Agriculture, Fisheries and Food Authority (AFFA) Interim Director General Alfred Busolo told a media briefing in Nairobi that exports totaled 1.23 billion dollars in 2015, an increase of 23 percent from the previous year.
The increased export value was largely as a result of improved tea auction prices in 2015 as well as a weaker Kenya shilling against the U.S. dollar, Busolo said.
In 2015, revenues from the domestic market stood at approximately 150 million dollars.
Kenya’s tea registered an average price of 2.98 dollars per kilogramme compared to 2.16 dollars recorded in 2014.
Last year’s tea price was the second highest average price ever recorded at the Mombasa Tea Auction.
Busolo said that tea was exported to 68 market destinations even though over 72 percent of all exports were bought by five nations, including Pakistan, Egypt, Britain, Afghanistan and the United Arab Emirates.
According to AFFA, some of the fastest growing markets for Kenya’s tea in 2015 included Poland, Somalia and Nigeria.
“The new markets are as a result of government efforts to diversify export markets,” Busolo said.
The East African nation is also exploring additional markets such as China, Iran, the U.S., Canada, Saudi Arabia and Russia.
Busolo said that the lifting of the sanctions against Iran by western nations will be a boost to the Kenyan tea industry.
“Before the sanctions Iran was one of the fastest growing export destinations and so the tea industry will capitalize on this new opportunity,” he said.
AFFA said that tea production last year decreased to 399.2 million kgs against the 445.1 million produced in 2014.
“The ten percent decrease was caused by dry conditions in the tea growing zones in the first quarter of 2015,” Busolo said.
Small holder farmers accounted for 60 percent of tea production while the rest was produced by plantations.

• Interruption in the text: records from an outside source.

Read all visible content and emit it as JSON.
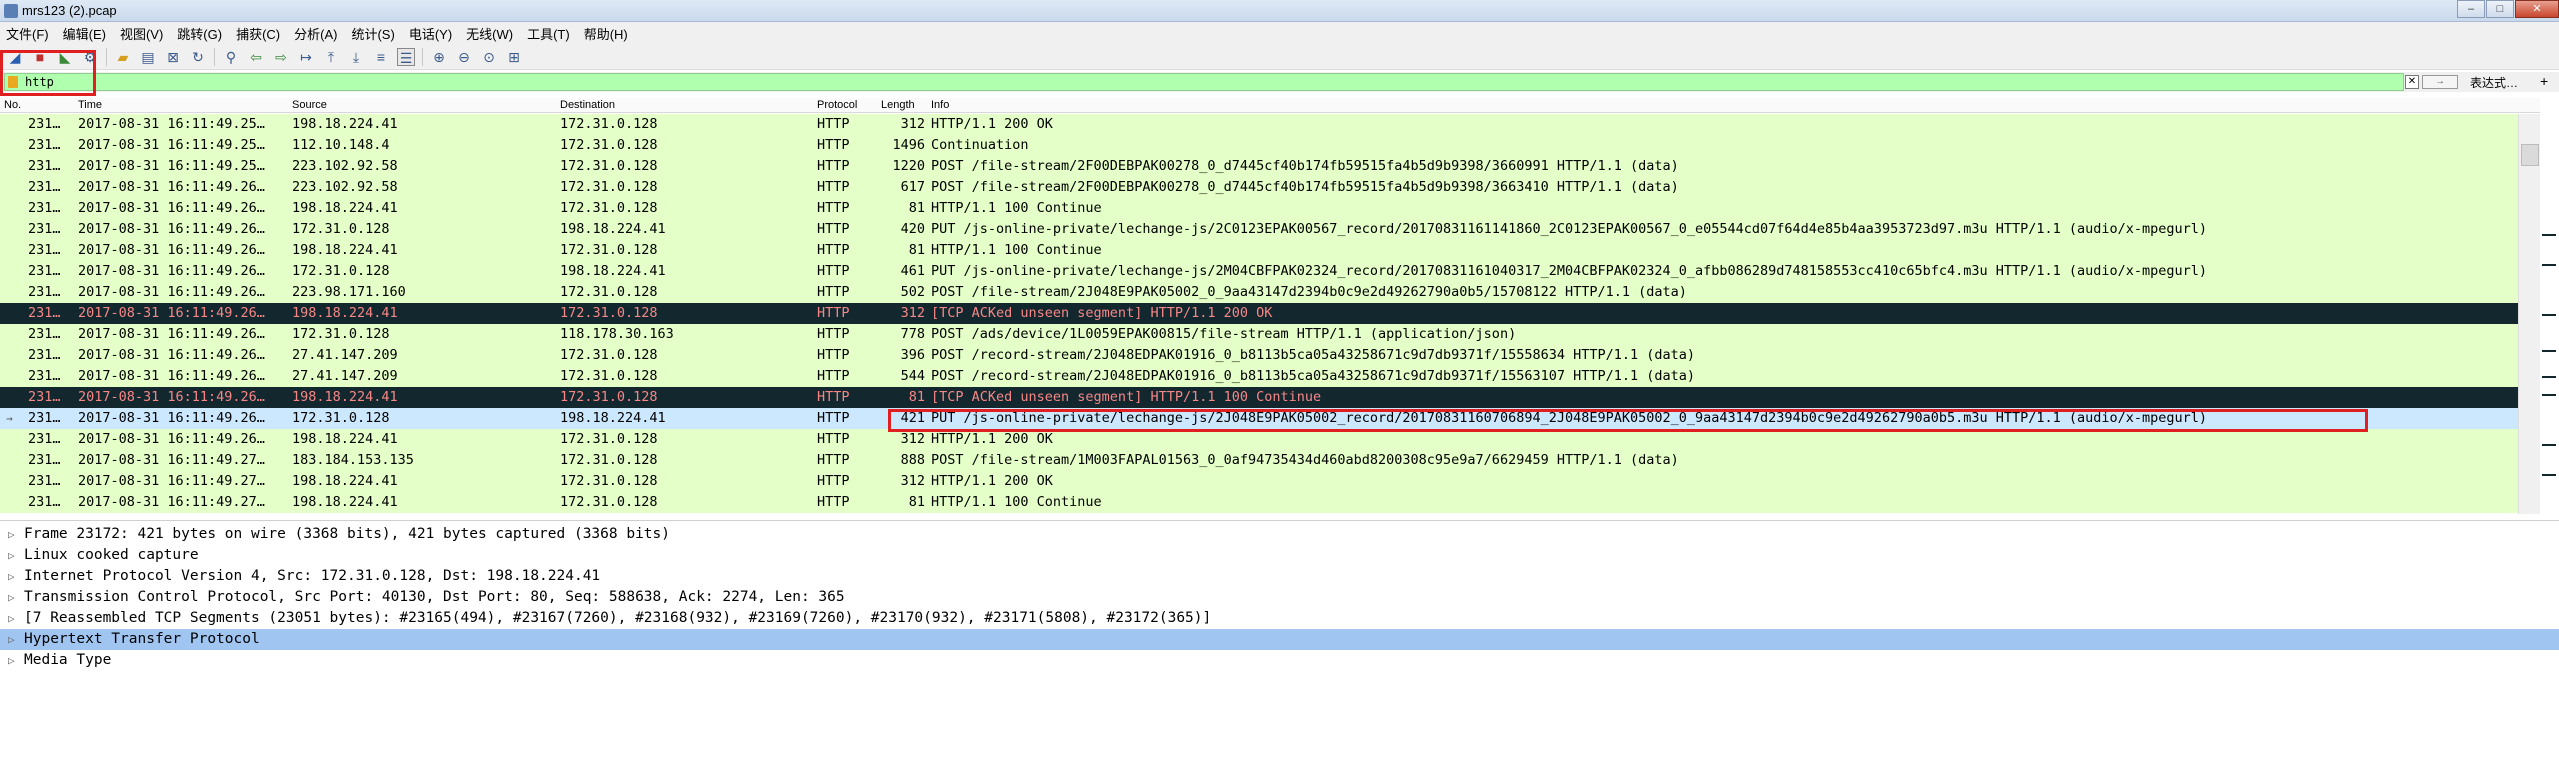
{
  "window": {
    "title": "mrs123 (2).pcap",
    "minimize": "–",
    "maximize": "□",
    "close": "✕"
  },
  "menu": [
    "文件(F)",
    "编辑(E)",
    "视图(V)",
    "跳转(G)",
    "捕获(C)",
    "分析(A)",
    "统计(S)",
    "电话(Y)",
    "无线(W)",
    "工具(T)",
    "帮助(H)"
  ],
  "filter": {
    "value": "http",
    "clear": "✕",
    "apply": "→",
    "expression_label": "表达式…",
    "add": "+"
  },
  "columns": {
    "no": "No.",
    "time": "Time",
    "source": "Source",
    "destination": "Destination",
    "protocol": "Protocol",
    "length": "Length",
    "info": "Info"
  },
  "packets": [
    {
      "no": "231…",
      "time": "2017-08-31 16:11:49.25…",
      "src": "198.18.224.41",
      "dst": "172.31.0.128",
      "proto": "HTTP",
      "len": "312",
      "info": "HTTP/1.1 200 OK",
      "style": "normal"
    },
    {
      "no": "231…",
      "time": "2017-08-31 16:11:49.25…",
      "src": "112.10.148.4",
      "dst": "172.31.0.128",
      "proto": "HTTP",
      "len": "1496",
      "info": "Continuation",
      "style": "normal"
    },
    {
      "no": "231…",
      "time": "2017-08-31 16:11:49.25…",
      "src": "223.102.92.58",
      "dst": "172.31.0.128",
      "proto": "HTTP",
      "len": "1220",
      "info": "POST /file-stream/2F00DEBPAK00278_0_d7445cf40b174fb59515fa4b5d9b9398/3660991 HTTP/1.1  (data)",
      "style": "normal"
    },
    {
      "no": "231…",
      "time": "2017-08-31 16:11:49.26…",
      "src": "223.102.92.58",
      "dst": "172.31.0.128",
      "proto": "HTTP",
      "len": "617",
      "info": "POST /file-stream/2F00DEBPAK00278_0_d7445cf40b174fb59515fa4b5d9b9398/3663410 HTTP/1.1  (data)",
      "style": "normal"
    },
    {
      "no": "231…",
      "time": "2017-08-31 16:11:49.26…",
      "src": "198.18.224.41",
      "dst": "172.31.0.128",
      "proto": "HTTP",
      "len": "81",
      "info": "HTTP/1.1 100 Continue",
      "style": "normal"
    },
    {
      "no": "231…",
      "time": "2017-08-31 16:11:49.26…",
      "src": "172.31.0.128",
      "dst": "198.18.224.41",
      "proto": "HTTP",
      "len": "420",
      "info": "PUT /js-online-private/lechange-js/2C0123EPAK00567_record/20170831161141860_2C0123EPAK00567_0_e05544cd07f64d4e85b4aa3953723d97.m3u HTTP/1.1  (audio/x-mpegurl)",
      "style": "normal"
    },
    {
      "no": "231…",
      "time": "2017-08-31 16:11:49.26…",
      "src": "198.18.224.41",
      "dst": "172.31.0.128",
      "proto": "HTTP",
      "len": "81",
      "info": "HTTP/1.1 100 Continue",
      "style": "normal"
    },
    {
      "no": "231…",
      "time": "2017-08-31 16:11:49.26…",
      "src": "172.31.0.128",
      "dst": "198.18.224.41",
      "proto": "HTTP",
      "len": "461",
      "info": "PUT /js-online-private/lechange-js/2M04CBFPAK02324_record/20170831161040317_2M04CBFPAK02324_0_afbb086289d748158553cc410c65bfc4.m3u HTTP/1.1  (audio/x-mpegurl)",
      "style": "normal"
    },
    {
      "no": "231…",
      "time": "2017-08-31 16:11:49.26…",
      "src": "223.98.171.160",
      "dst": "172.31.0.128",
      "proto": "HTTP",
      "len": "502",
      "info": "POST /file-stream/2J048E9PAK05002_0_9aa43147d2394b0c9e2d49262790a0b5/15708122 HTTP/1.1  (data)",
      "style": "normal"
    },
    {
      "no": "231…",
      "time": "2017-08-31 16:11:49.26…",
      "src": "198.18.224.41",
      "dst": "172.31.0.128",
      "proto": "HTTP",
      "len": "312",
      "info": "[TCP ACKed unseen segment] HTTP/1.1 200 OK",
      "style": "dark"
    },
    {
      "no": "231…",
      "time": "2017-08-31 16:11:49.26…",
      "src": "172.31.0.128",
      "dst": "118.178.30.163",
      "proto": "HTTP",
      "len": "778",
      "info": "POST /ads/device/1L0059EPAK00815/file-stream HTTP/1.1  (application/json)",
      "style": "normal"
    },
    {
      "no": "231…",
      "time": "2017-08-31 16:11:49.26…",
      "src": "27.41.147.209",
      "dst": "172.31.0.128",
      "proto": "HTTP",
      "len": "396",
      "info": "POST /record-stream/2J048EDPAK01916_0_b8113b5ca05a43258671c9d7db9371f/15558634 HTTP/1.1  (data)",
      "style": "normal"
    },
    {
      "no": "231…",
      "time": "2017-08-31 16:11:49.26…",
      "src": "27.41.147.209",
      "dst": "172.31.0.128",
      "proto": "HTTP",
      "len": "544",
      "info": "POST /record-stream/2J048EDPAK01916_0_b8113b5ca05a43258671c9d7db9371f/15563107 HTTP/1.1  (data)",
      "style": "normal"
    },
    {
      "no": "231…",
      "time": "2017-08-31 16:11:49.26…",
      "src": "198.18.224.41",
      "dst": "172.31.0.128",
      "proto": "HTTP",
      "len": "81",
      "info": "[TCP ACKed unseen segment] HTTP/1.1 100 Continue",
      "style": "dark"
    },
    {
      "no": "231…",
      "time": "2017-08-31 16:11:49.26…",
      "src": "172.31.0.128",
      "dst": "198.18.224.41",
      "proto": "HTTP",
      "len": "421",
      "info": "PUT /js-online-private/lechange-js/2J048E9PAK05002_record/20170831160706894_2J048E9PAK05002_0_9aa43147d2394b0c9e2d49262790a0b5.m3u HTTP/1.1  (audio/x-mpegurl)",
      "style": "sel"
    },
    {
      "no": "231…",
      "time": "2017-08-31 16:11:49.26…",
      "src": "198.18.224.41",
      "dst": "172.31.0.128",
      "proto": "HTTP",
      "len": "312",
      "info": "HTTP/1.1 200 OK",
      "style": "normal"
    },
    {
      "no": "231…",
      "time": "2017-08-31 16:11:49.27…",
      "src": "183.184.153.135",
      "dst": "172.31.0.128",
      "proto": "HTTP",
      "len": "888",
      "info": "POST /file-stream/1M003FAPAL01563_0_0af94735434d460abd8200308c95e9a7/6629459 HTTP/1.1  (data)",
      "style": "normal"
    },
    {
      "no": "231…",
      "time": "2017-08-31 16:11:49.27…",
      "src": "198.18.224.41",
      "dst": "172.31.0.128",
      "proto": "HTTP",
      "len": "312",
      "info": "HTTP/1.1 200 OK",
      "style": "normal"
    },
    {
      "no": "231…",
      "time": "2017-08-31 16:11:49.27…",
      "src": "198.18.224.41",
      "dst": "172.31.0.128",
      "proto": "HTTP",
      "len": "81",
      "info": "HTTP/1.1 100 Continue",
      "style": "normal"
    }
  ],
  "details": [
    {
      "text": "Frame 23172: 421 bytes on wire (3368 bits), 421 bytes captured (3368 bits)",
      "hl": false
    },
    {
      "text": "Linux cooked capture",
      "hl": false
    },
    {
      "text": "Internet Protocol Version 4, Src: 172.31.0.128, Dst: 198.18.224.41",
      "hl": false
    },
    {
      "text": "Transmission Control Protocol, Src Port: 40130, Dst Port: 80, Seq: 588638, Ack: 2274, Len: 365",
      "hl": false
    },
    {
      "text": "[7 Reassembled TCP Segments (23051 bytes): #23165(494), #23167(7260), #23168(932), #23169(7260), #23170(932), #23171(5808), #23172(365)]",
      "hl": false
    },
    {
      "text": "Hypertext Transfer Protocol",
      "hl": true
    },
    {
      "text": "Media Type",
      "hl": false
    }
  ],
  "toolbar_icons": [
    "shark-fin-icon",
    "stop-icon",
    "restart-icon",
    "options-icon",
    "open-icon",
    "save-icon",
    "close-file-icon",
    "reload-icon",
    "find-icon",
    "back-icon",
    "forward-icon",
    "goto-icon",
    "first-icon",
    "last-icon",
    "autoscroll-icon",
    "colorize-icon",
    "zoom-in-icon",
    "zoom-out-icon",
    "zoom-reset-icon",
    "resize-columns-icon"
  ],
  "colors": {
    "row_normal": "#e4ffc7",
    "row_dark": "#12272e",
    "row_dark_text": "#f78787",
    "row_selected": "#cce8ff",
    "filter_bg": "#afffaf",
    "highlight": "#9fc5f0",
    "annotation": "#e02020"
  }
}
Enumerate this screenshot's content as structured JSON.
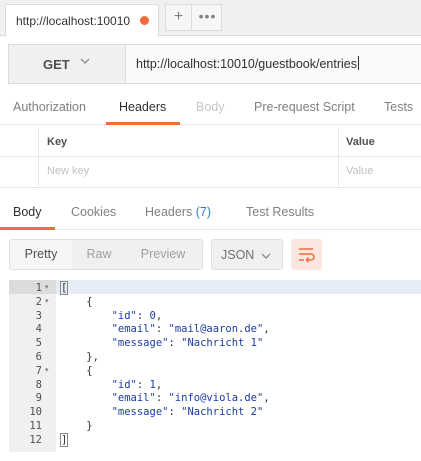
{
  "tab": {
    "title": "http://localhost:10010",
    "plus": "+",
    "more": "•••"
  },
  "request": {
    "method": "GET",
    "url": "http://localhost:10010/guestbook/entries"
  },
  "request_tabs": [
    "Authorization",
    "Headers",
    "Body",
    "Pre-request Script",
    "Tests"
  ],
  "params": {
    "key_header": "Key",
    "value_header": "Value",
    "key_placeholder": "New key",
    "value_placeholder": "Value"
  },
  "response_tabs": {
    "body": "Body",
    "cookies": "Cookies",
    "headers": "Headers",
    "headers_count": "(7)",
    "test_results": "Test Results"
  },
  "format": {
    "pretty": "Pretty",
    "raw": "Raw",
    "preview": "Preview",
    "language": "JSON"
  },
  "icons": {
    "method_dropdown": "chevron-down-icon",
    "lang_dropdown": "chevron-down-icon",
    "wrap": "wrap-lines-icon",
    "unsaved": "unsaved-dot-icon"
  },
  "colors": {
    "accent": "#f26b3a",
    "link": "#2a7ae2",
    "code": "#1c3ba0"
  },
  "code": {
    "line_numbers": [
      "1",
      "2",
      "3",
      "4",
      "5",
      "6",
      "7",
      "8",
      "9",
      "10",
      "11",
      "12"
    ],
    "lines": [
      "[",
      "    {",
      "        \"id\": 0,",
      "        \"email\": \"mail@aaron.de\",",
      "        \"message\": \"Nachricht 1\"",
      "    },",
      "    {",
      "        \"id\": 1,",
      "        \"email\": \"info@viola.de\",",
      "        \"message\": \"Nachricht 2\"",
      "    }",
      "]"
    ]
  }
}
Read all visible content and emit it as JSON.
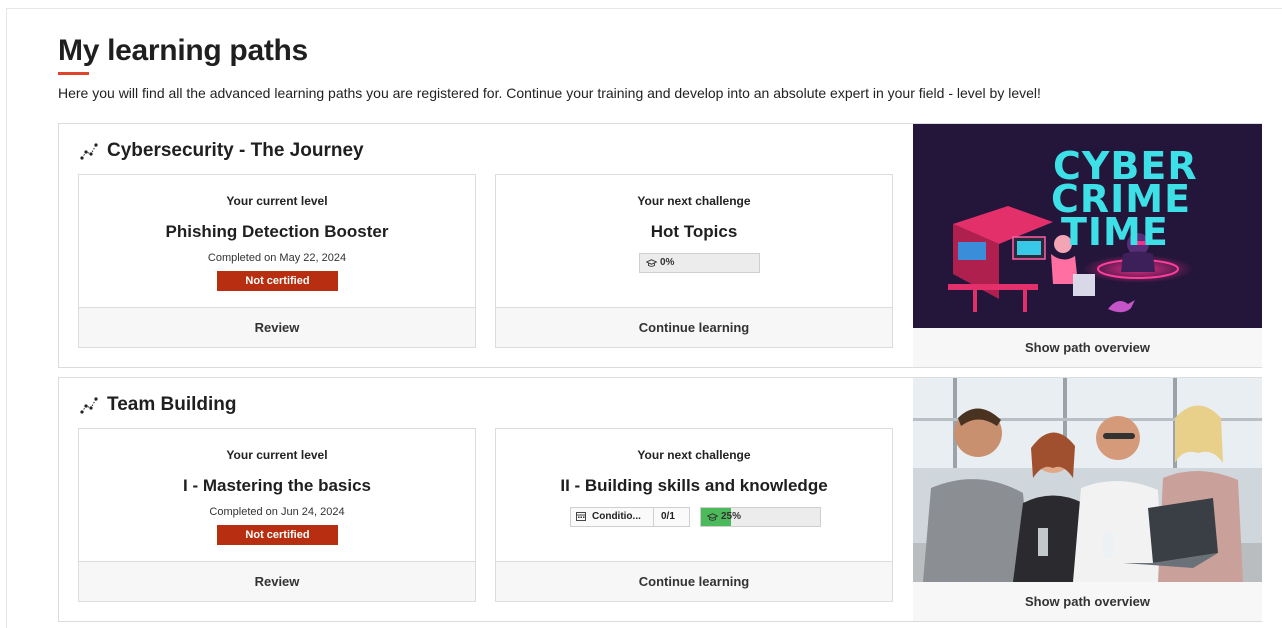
{
  "page": {
    "title": "My learning paths",
    "intro": "Here you will find all the advanced learning paths you are registered for. Continue your training and develop into an absolute expert in your field - level by level!"
  },
  "colors": {
    "accent": "#e0452b",
    "badge_red": "#b72f10",
    "progress_green": "#4cba5a"
  },
  "paths": [
    {
      "name": "Cybersecurity - The Journey",
      "icon": "path-nodes-icon",
      "current": {
        "kicker": "Your current level",
        "level": "Phishing Detection Booster",
        "completed": "Completed on May 22, 2024",
        "status": "Not certified",
        "action": "Review"
      },
      "next": {
        "kicker": "Your next challenge",
        "level": "Hot Topics",
        "progress_label": "0%",
        "progress": 0,
        "action": "Continue learning"
      },
      "image": {
        "text_line1": "CYBER",
        "text_line2": "CRIME",
        "text_line3": "TIME"
      },
      "overview_label": "Show path overview"
    },
    {
      "name": "Team Building",
      "icon": "path-nodes-icon",
      "current": {
        "kicker": "Your current level",
        "level": "I - Mastering the basics",
        "completed": "Completed on Jun 24, 2024",
        "status": "Not certified",
        "action": "Review"
      },
      "next": {
        "kicker": "Your next challenge",
        "level": "II - Building skills and knowledge",
        "condition_label": "Conditio...",
        "condition_count": "0/1",
        "progress_label": "25%",
        "progress": 0.25,
        "action": "Continue learning"
      },
      "overview_label": "Show path overview"
    }
  ]
}
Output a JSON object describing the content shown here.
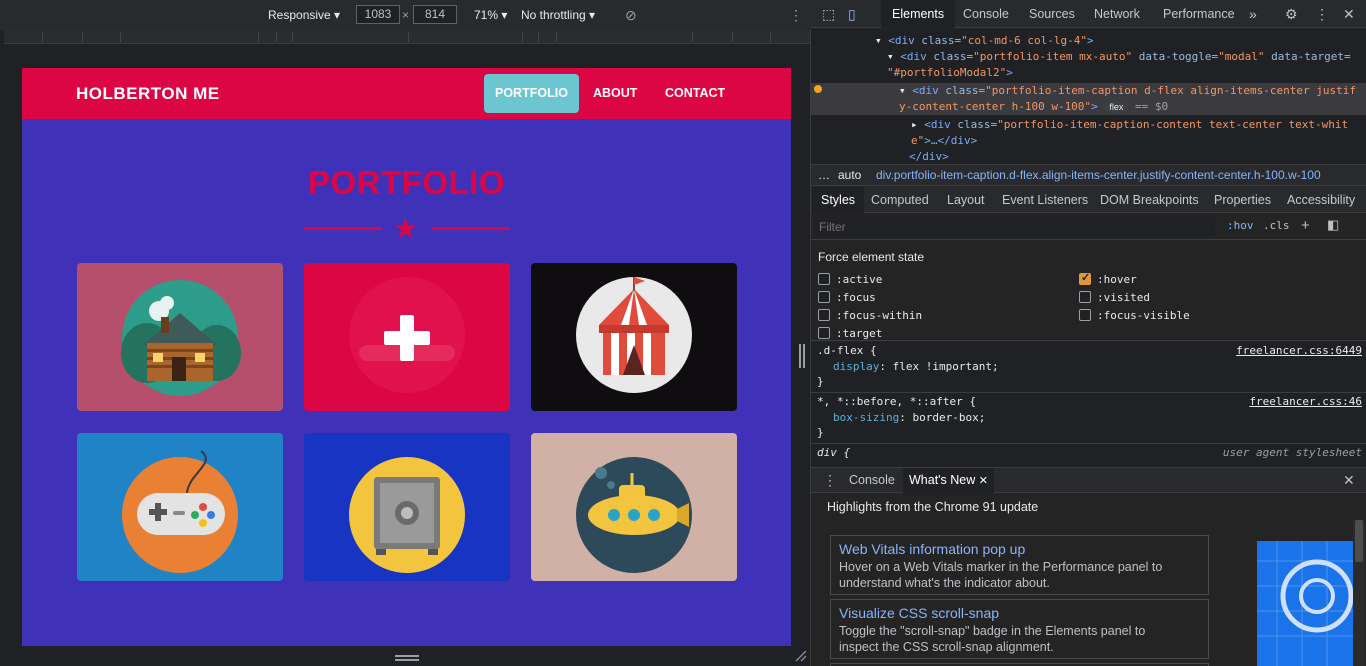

Busolo said that in order to boost tea production, the government will increase the amount of fertilizer subsidies to tea farmers. Enditem